At the beginning of September 1561, a couple of weeks after Mary arrived in Scotland, a grand parade was organised by the Town Council, down the Royal Mile which connects Edinburgh Castle to Holyrood. Everyone in Edinburgh (which at that time was still a walled city largely clustered around the Royal Mile) could come out to see her. 

Mary rode down Castlehill with a purple canopy over her head accompanied by fifty young men wearing yellow taffeta with black hats and masks, who were described as being dressed as ‘moors’, and the nobility of Scotland in front of her. At the Lawnmarket, a triumphal arch had been built out of wood with a globe which opened to reveal a child who was lowered down dressed as a cherub while a choir sang. 

On her way down the Royal Mile she passed St Giles’ Cathedral. The very few parliaments that were held during Mary’s reign met in its central aisle. While at the High Cross, the fountain ran with wine causing the onlookers to be somewhat loud in their appreciation of the pageantry. At the Netherbow, a papier mache dragon was burned – probably representing the Pope, and since Mary was Catholic this was meant as a challenge to her authority. 

Lord Darnley and Edinburgh

A few years after returning to Scotland, Mary met and married the very good looking Henry Stuart, Lord Darnley (read about Mary's three husbands here). The banns were read at St Giles Cathedral on 22 July 1565. A week later, Stuart (now Duke of Albany) and Mary were married in the private chapel at Holyrood.

However despite this promising start the marriage did not go well and the following year, Darnley was plotting with others to kill her private secretary, Rizzio in Holyrood – you can still see the exact spot where the murder took place in her private chambers. A month or so after the horrible murder of her secretary, Mary gave birth to the future James VI in the palace block at Edinburgh Castle. Darnley, now sick with syphilis, fled Edinburgh.

A terrible night

Perhaps the most important building in Mary’s story is also in Edinburgh, although unfortunately we can’t see it now. Kirk o’ Fields is a pivotal location in Mary’s story. Originally, the kirk o’ fields had been outside of Edinburgh, as the name suggests, however about fifty years before, the city walls had been extended and it stood by one of the city gates. 

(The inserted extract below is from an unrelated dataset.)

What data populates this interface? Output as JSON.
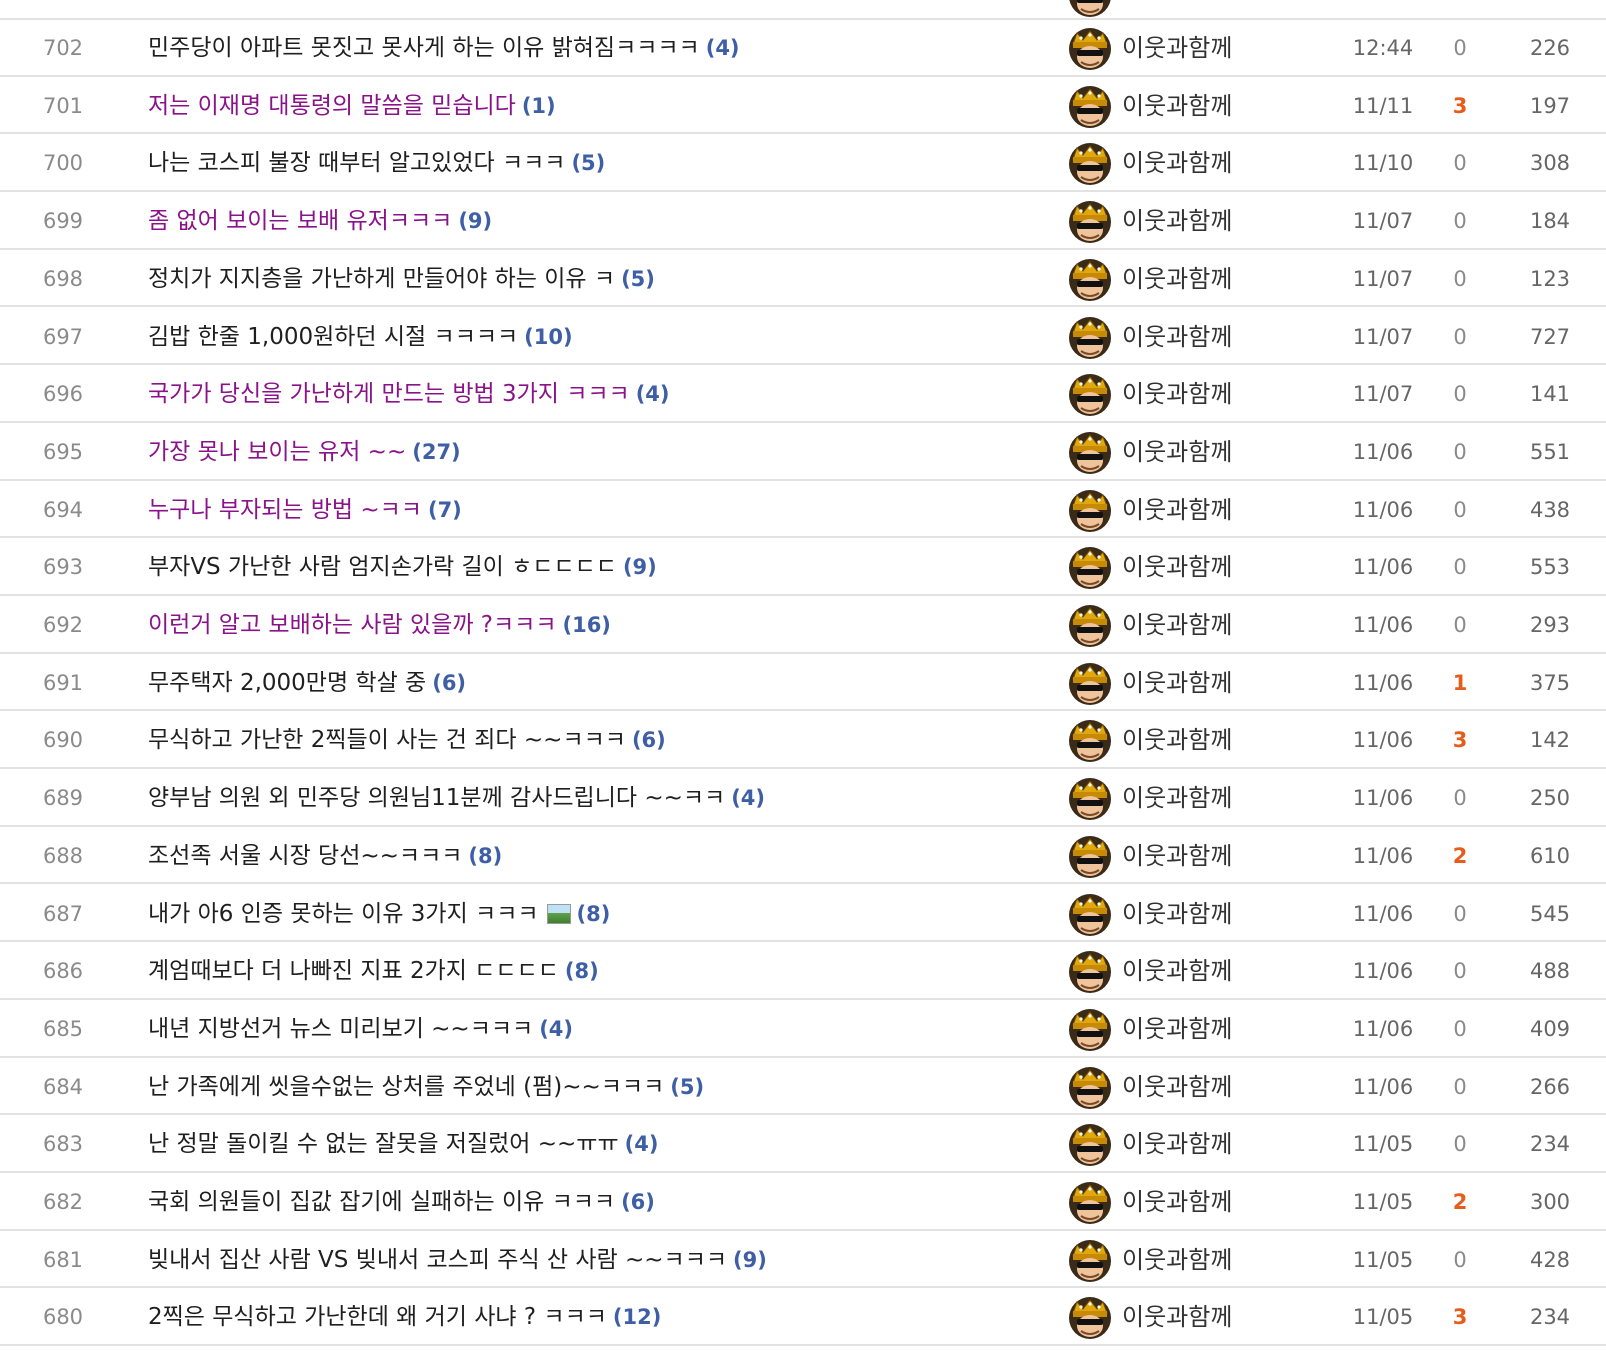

The house was part of the Black Friars’ monastery. Darnley had been staying in the Old Provost’s lodging to recuperate (he had been persuaded to return to Edinburgh by Mary, something that did not go down well after his death). The remains now lie under the pavement at the corner of South Bridge and South College Street. 

Darnley slept in the upper bedchamber in the house and on the night of his death was there alone except for his servant, William Taylor. At 2 am on 10 February they were found outside unmarked by the terrible explosion that had ripped through the house. It appeared that the lower bedchamber had been packed with gunpowder and unlike the later unsuccessful attempt to kill his son, James VI and I by the same means, this gunpowder plot had worked. 

Just three months later, Mary married the Earl of Bothwell in the great hall at Holyrood. A month after that was Mary’s last night in Edinburgh and her first night in captivity. She spent what was probably one of the worst nights of her life in a house owned by Sir Simon Preston, the Provost of Edinburgh after her defeat at the battle of Carberry Hill when she is supposed to have been led through the streets of Edinburgh dusty and crying. 

In the evening, she was moved to Holyrood with a banner showing the murdered Darnley in front of her. That night she left Edinburgh, never to return. 

Jenn Scott is the Secretary and archivist of the Stewart Society.


(photograph copyright Paul Willett, Geograph project)